6. Decreased Transportation Infrastructure Funding
Transportation infrastructure fundings comes directly from Federal and State gas taxes. According to Land Line’s article, “California’s inflation relief package includes diesel sales tax break,” by Keith Goble, states that excise tax collected on gas purchases in California is set at 53.9 cents per gallon and the diesel tax is set at 41 cents per gallon as of July 1, 2022. Furthermore, these taxes make up a budget of $14.8 billion for transportation infrastructure improvements, specifically for rail and transit, climate adaptation projects, pedestrian projects, high-speed rail, and ports. Since there is a push to adopt ZEVs, there will be decreased purchase of gasoline which means there will be less funding for transportation infrastructure projects that are funded through gas taxes. AGC of California and its members are concerned with this decrease in available funding as it will affect the ability to carry out current and future projects. The Eno Center for Transportation and Bipartisan Policy Center mention in their report, “The Consequences of Reduced Federal Transportation Investment,” that reduced funding for transit has substantial consequences in terms of achieving our transportation goals, such as forcing transit agencies to cut programs, reduce service and/or delay upgrades to rolling stock or infrastructure. Additionally, there will be fewer new transit starts as monies are shifted to meet current commitments. Although this report was published in 2012 and is from a federal perspective, the impacts of decreased transportation infrastructure remain the same. AGC of California asserts that these negative economic impacts be considered before implementing a regulation that will jeopardize an already fragile economy.

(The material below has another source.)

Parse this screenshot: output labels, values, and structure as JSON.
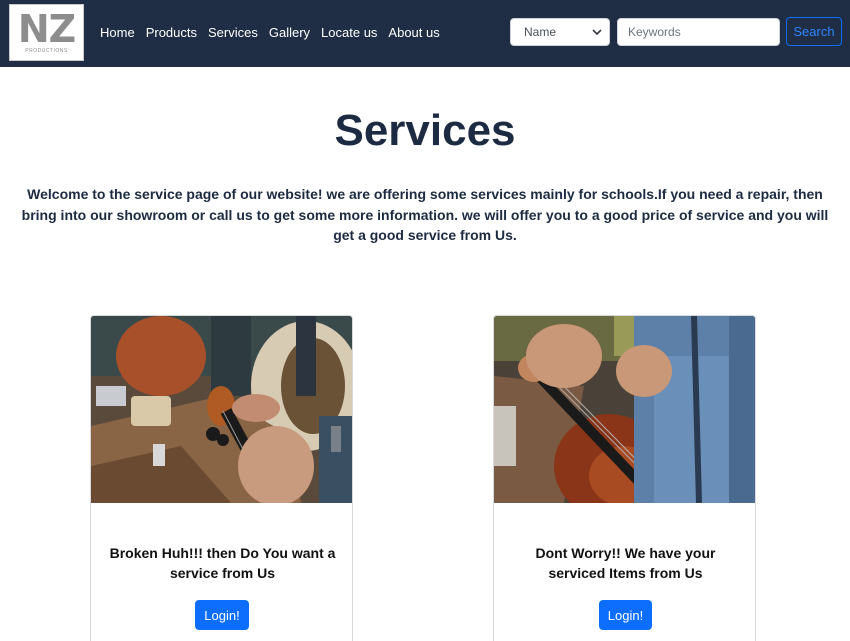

All in all, there are numerous issues that need to be resolved within the Advanced Clean Fleets regulation. AGC of California urges the California Air Resources Board (CARB) to postpone the adoption of this regulation until the above-mentioned issues are resolved. We appreciate CARB for allowing AGC of California to comment on the Advanced Clean Fleets Regulation. We assert that CARB consider the comments we have expressed above. If you have any questions regarding the comments, please contact Brian Mello at 603-770-9264 (email: email@example.com). We appreciate the opportunity to comment and hope these concerns are addressed.
Associate Vice President of Engagement & Regulatory Affairs
Associated General Contractors of California